Photo: Darius Baužys, CC BY 3.0 https://creativecommons.org/licenses/by/3.0, via Wikimedia Commons

It looks like we’ve all got some more indoors time heading our way. I thought I might, over the next few months, share some of the prompts I’ve been giving my students in Creative Writing.

If we gotta hunker, we might as well write.

This month we’ve been writing calligrammes, aka concrete poems. Here’s a charming and quick introduction to Guillaume Apollinaire, who did not invent the concrete poem but most certainly perfected it.

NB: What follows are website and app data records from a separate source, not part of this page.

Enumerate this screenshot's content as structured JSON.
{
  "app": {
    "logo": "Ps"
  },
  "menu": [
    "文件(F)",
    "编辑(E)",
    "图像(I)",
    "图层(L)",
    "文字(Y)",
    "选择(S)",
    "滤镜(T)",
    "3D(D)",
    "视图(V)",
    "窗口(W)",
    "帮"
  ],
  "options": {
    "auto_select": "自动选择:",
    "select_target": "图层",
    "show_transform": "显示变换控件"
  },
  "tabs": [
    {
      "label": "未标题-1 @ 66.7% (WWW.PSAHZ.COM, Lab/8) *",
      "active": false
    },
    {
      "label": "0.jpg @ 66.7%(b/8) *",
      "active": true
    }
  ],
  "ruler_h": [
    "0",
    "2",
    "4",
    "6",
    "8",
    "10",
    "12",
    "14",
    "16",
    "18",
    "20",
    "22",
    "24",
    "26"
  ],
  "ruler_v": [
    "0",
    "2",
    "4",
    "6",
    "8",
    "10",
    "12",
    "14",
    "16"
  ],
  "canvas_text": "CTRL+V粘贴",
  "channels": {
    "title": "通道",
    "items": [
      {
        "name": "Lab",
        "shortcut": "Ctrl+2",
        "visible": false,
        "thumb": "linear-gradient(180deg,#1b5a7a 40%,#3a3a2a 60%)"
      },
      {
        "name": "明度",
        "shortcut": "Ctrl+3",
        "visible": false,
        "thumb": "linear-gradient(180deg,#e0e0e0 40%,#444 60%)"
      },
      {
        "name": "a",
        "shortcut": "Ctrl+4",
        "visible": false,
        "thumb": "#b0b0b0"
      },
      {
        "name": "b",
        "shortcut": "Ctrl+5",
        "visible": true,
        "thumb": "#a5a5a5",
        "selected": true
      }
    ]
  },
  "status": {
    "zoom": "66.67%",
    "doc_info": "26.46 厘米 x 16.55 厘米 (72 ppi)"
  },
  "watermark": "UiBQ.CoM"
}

Take a look, for example, at his La Tour Eiffel, where he uses the shape of the iconic French monument to suggest a tongue stuck out in derisive defiance at the German forces during World War I. The French “langue” (which translates as both tongue and language) takes a metaphorical and literal shape as Apollinaire’s tower of words stretches up the page. The Eiffel Tower, in Apollinaire’s hands, becomes an evocative and multi-layered symbol—a monument to nationalist pride, a declaration of French technological and cultural superiority, and a childlike gesture of defiance in the face of German power.  

His La Cravate is another example of the way the image selected supports and enriches the meaning of the poem; in this case, the suffocating constraints of arbitrary social customs on the human body and spirit.

(If you’re a teacher, both of these examples provide ample discussion opportunities for young people around the themes of power imbalances, authority, and identity.)

How to write your own calligramme?

Start with snakes.

Brainstorm by coming up with snake-y words.

Focus on verbs in particular. Ex. Snakes slither, slip, slide, sneak, sun

Senses : What do you hear, smell, see, feel (touch), taste when you are near a snake? What does a snake hear, smell, see, feel, taste?

Ask? What can a snake represent? Look at your words. Do you find any words that make you think of ideas or themes?

Ex. betrayal, cruelty, liars, backstabbing, rebirth, change, growth, privacy, eternity, secrets and keeping or revealing them

If you’d like, do a google search on snakes. Can you find out some facts or scientific terms that you can work in to your poem?

Remember that poems generally have 3 things : condensed language, rhythm and figures of speech/imagery

Condensed language : which words can you take out of a sentence and still keep the meaning?

Rhythm : rhyme, repetition, alliteration, assonance, create patterns with sounds

Images/Figures of speech : metaphor, hyperbole, pun, simile, personification, and remember, your poem’s structure is always an image too, whether it’s as explicit as a calligramme or not

You know I want to see your snake poems! Typed or written by hand, please share them with me, and let me know if I can share them on my website 😊